* **RECORDS FOR THIS TASK**

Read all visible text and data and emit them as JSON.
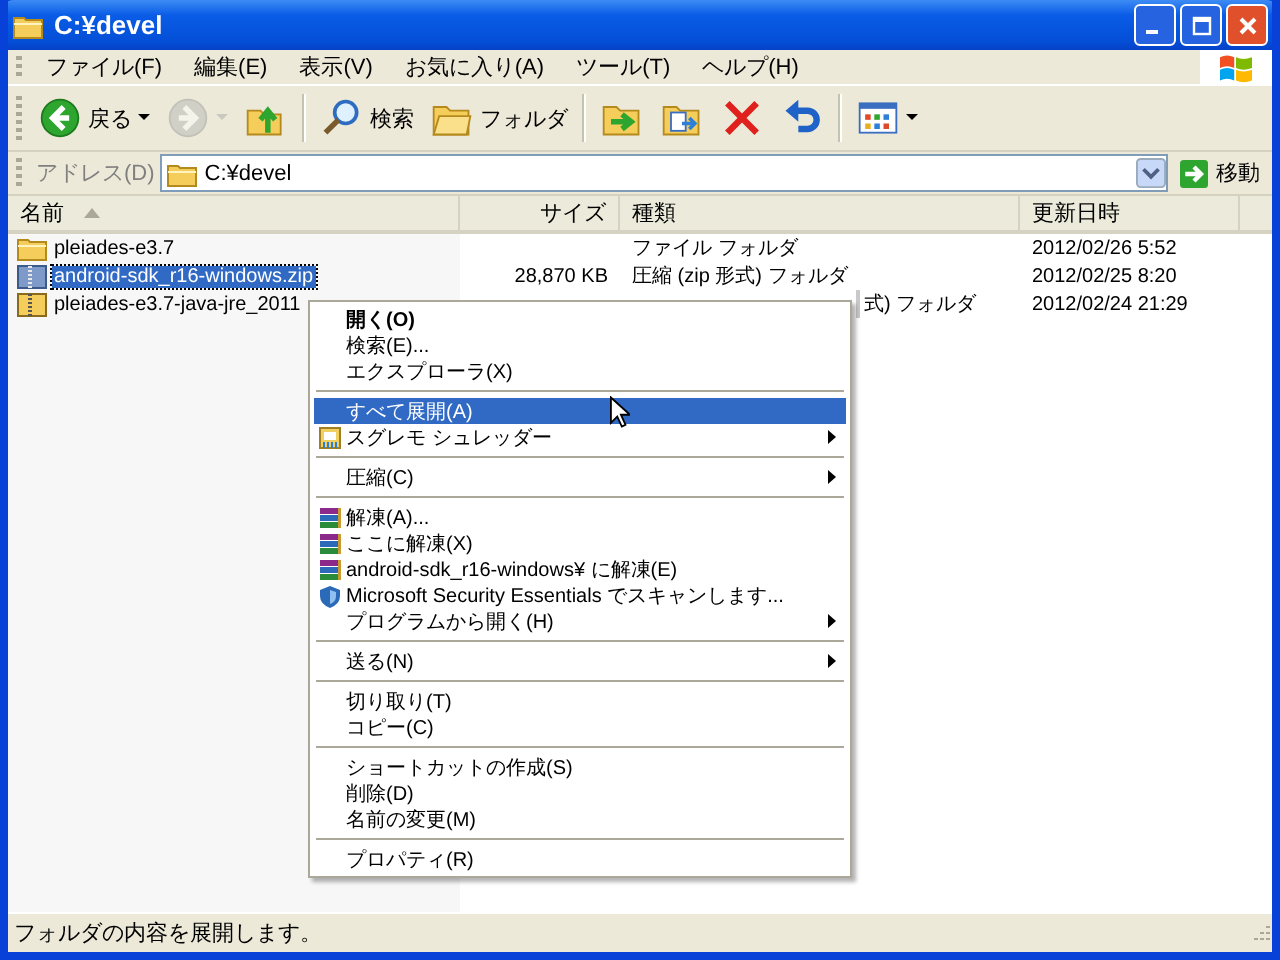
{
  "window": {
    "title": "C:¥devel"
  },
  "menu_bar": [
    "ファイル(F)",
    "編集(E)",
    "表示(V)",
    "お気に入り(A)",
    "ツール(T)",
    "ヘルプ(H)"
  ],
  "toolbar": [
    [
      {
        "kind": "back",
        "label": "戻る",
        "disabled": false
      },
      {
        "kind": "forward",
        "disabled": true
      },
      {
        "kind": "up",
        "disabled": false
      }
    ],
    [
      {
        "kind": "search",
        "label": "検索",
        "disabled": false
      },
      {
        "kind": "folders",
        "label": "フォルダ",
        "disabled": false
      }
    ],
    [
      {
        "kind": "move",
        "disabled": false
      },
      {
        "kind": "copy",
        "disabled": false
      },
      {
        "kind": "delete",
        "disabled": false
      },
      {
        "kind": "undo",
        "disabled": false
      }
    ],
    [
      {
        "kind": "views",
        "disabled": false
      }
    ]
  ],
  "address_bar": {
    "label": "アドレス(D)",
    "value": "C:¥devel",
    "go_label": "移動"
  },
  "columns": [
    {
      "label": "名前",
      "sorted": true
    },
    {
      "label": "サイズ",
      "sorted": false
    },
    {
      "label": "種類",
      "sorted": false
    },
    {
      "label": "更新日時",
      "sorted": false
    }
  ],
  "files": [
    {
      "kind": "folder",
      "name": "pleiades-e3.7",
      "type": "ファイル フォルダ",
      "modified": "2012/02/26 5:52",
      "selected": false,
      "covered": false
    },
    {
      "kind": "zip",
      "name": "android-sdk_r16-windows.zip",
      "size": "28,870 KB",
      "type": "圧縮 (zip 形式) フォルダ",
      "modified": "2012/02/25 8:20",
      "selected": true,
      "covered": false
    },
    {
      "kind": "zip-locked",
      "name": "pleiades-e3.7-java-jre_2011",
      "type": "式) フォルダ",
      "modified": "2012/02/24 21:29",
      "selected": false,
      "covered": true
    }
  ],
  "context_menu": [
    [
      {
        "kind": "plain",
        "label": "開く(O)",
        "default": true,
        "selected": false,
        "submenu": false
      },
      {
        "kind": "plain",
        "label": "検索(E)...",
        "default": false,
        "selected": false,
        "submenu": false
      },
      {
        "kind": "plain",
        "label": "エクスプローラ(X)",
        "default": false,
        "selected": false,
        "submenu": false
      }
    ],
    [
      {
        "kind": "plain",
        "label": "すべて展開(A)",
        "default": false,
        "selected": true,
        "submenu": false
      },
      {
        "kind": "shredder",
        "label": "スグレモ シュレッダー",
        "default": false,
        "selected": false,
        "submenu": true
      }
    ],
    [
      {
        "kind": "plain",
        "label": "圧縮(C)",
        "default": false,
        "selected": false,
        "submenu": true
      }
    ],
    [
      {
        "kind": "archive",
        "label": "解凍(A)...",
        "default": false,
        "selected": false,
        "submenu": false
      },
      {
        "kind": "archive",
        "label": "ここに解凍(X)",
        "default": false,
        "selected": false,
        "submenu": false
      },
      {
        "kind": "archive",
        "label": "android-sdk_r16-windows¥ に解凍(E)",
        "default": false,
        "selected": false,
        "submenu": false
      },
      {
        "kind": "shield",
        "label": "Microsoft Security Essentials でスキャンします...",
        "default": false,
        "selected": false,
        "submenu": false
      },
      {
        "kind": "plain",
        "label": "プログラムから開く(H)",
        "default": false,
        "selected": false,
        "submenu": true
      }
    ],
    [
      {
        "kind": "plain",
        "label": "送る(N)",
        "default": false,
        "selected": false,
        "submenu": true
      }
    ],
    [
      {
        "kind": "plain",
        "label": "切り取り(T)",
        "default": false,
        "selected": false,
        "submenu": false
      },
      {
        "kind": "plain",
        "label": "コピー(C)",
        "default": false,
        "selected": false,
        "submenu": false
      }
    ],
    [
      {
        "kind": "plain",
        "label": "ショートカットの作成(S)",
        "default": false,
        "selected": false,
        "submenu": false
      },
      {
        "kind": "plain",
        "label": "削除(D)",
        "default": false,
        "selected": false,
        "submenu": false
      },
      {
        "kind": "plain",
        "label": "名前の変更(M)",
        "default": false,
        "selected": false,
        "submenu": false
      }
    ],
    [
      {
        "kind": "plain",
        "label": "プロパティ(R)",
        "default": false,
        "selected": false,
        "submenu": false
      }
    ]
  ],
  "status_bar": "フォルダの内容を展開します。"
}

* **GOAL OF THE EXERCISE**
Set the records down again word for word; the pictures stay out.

* **SOLUTION FOR THIS TASK**
Read all visible text and data and emit them as JSON.
{
  "window": {
    "title": "C:¥devel"
  },
  "menu_bar": [
    "ファイル(F)",
    "編集(E)",
    "表示(V)",
    "お気に入り(A)",
    "ツール(T)",
    "ヘルプ(H)"
  ],
  "toolbar": [
    [
      {
        "kind": "back",
        "label": "戻る",
        "disabled": false
      },
      {
        "kind": "forward",
        "disabled": true
      },
      {
        "kind": "up",
        "disabled": false
      }
    ],
    [
      {
        "kind": "search",
        "label": "検索",
        "disabled": false
      },
      {
        "kind": "folders",
        "label": "フォルダ",
        "disabled": false
      }
    ],
    [
      {
        "kind": "move",
        "disabled": false
      },
      {
        "kind": "copy",
        "disabled": false
      },
      {
        "kind": "delete",
        "disabled": false
      },
      {
        "kind": "undo",
        "disabled": false
      }
    ],
    [
      {
        "kind": "views",
        "disabled": false
      }
    ]
  ],
  "address_bar": {
    "label": "アドレス(D)",
    "value": "C:¥devel",
    "go_label": "移動"
  },
  "columns": [
    {
      "label": "名前",
      "sorted": true
    },
    {
      "label": "サイズ",
      "sorted": false
    },
    {
      "label": "種類",
      "sorted": false
    },
    {
      "label": "更新日時",
      "sorted": false
    }
  ],
  "files": [
    {
      "kind": "folder",
      "name": "pleiades-e3.7",
      "type": "ファイル フォルダ",
      "modified": "2012/02/26 5:52",
      "selected": false,
      "covered": false
    },
    {
      "kind": "zip",
      "name": "android-sdk_r16-windows.zip",
      "size": "28,870 KB",
      "type": "圧縮 (zip 形式) フォルダ",
      "modified": "2012/02/25 8:20",
      "selected": true,
      "covered": false
    },
    {
      "kind": "zip-locked",
      "name": "pleiades-e3.7-java-jre_2011",
      "type": "式) フォルダ",
      "modified": "2012/02/24 21:29",
      "selected": false,
      "covered": true
    }
  ],
  "context_menu": [
    [
      {
        "kind": "plain",
        "label": "開く(O)",
        "default": true,
        "selected": false,
        "submenu": false
      },
      {
        "kind": "plain",
        "label": "検索(E)...",
        "default": false,
        "selected": false,
        "submenu": false
      },
      {
        "kind": "plain",
        "label": "エクスプローラ(X)",
        "default": false,
        "selected": false,
        "submenu": false
      }
    ],
    [
      {
        "kind": "plain",
        "label": "すべて展開(A)",
        "default": false,
        "selected": true,
        "submenu": false
      },
      {
        "kind": "shredder",
        "label": "スグレモ シュレッダー",
        "default": false,
        "selected": false,
        "submenu": true
      }
    ],
    [
      {
        "kind": "plain",
        "label": "圧縮(C)",
        "default": false,
        "selected": false,
        "submenu": true
      }
    ],
    [
      {
        "kind": "archive",
        "label": "解凍(A)...",
        "default": false,
        "selected": false,
        "submenu": false
      },
      {
        "kind": "archive",
        "label": "ここに解凍(X)",
        "default": false,
        "selected": false,
        "submenu": false
      },
      {
        "kind": "archive",
        "label": "android-sdk_r16-windows¥ に解凍(E)",
        "default": false,
        "selected": false,
        "submenu": false
      },
      {
        "kind": "shield",
        "label": "Microsoft Security Essentials でスキャンします...",
        "default": false,
        "selected": false,
        "submenu": false
      },
      {
        "kind": "plain",
        "label": "プログラムから開く(H)",
        "default": false,
        "selected": false,
        "submenu": true
      }
    ],
    [
      {
        "kind": "plain",
        "label": "送る(N)",
        "default": false,
        "selected": false,
        "submenu": true
      }
    ],
    [
      {
        "kind": "plain",
        "label": "切り取り(T)",
        "default": false,
        "selected": false,
        "submenu": false
      },
      {
        "kind": "plain",
        "label": "コピー(C)",
        "default": false,
        "selected": false,
        "submenu": false
      }
    ],
    [
      {
        "kind": "plain",
        "label": "ショートカットの作成(S)",
        "default": false,
        "selected": false,
        "submenu": false
      },
      {
        "kind": "plain",
        "label": "削除(D)",
        "default": false,
        "selected": false,
        "submenu": false
      },
      {
        "kind": "plain",
        "label": "名前の変更(M)",
        "default": false,
        "selected": false,
        "submenu": false
      }
    ],
    [
      {
        "kind": "plain",
        "label": "プロパティ(R)",
        "default": false,
        "selected": false,
        "submenu": false
      }
    ]
  ],
  "status_bar": "フォルダの内容を展開します。"
}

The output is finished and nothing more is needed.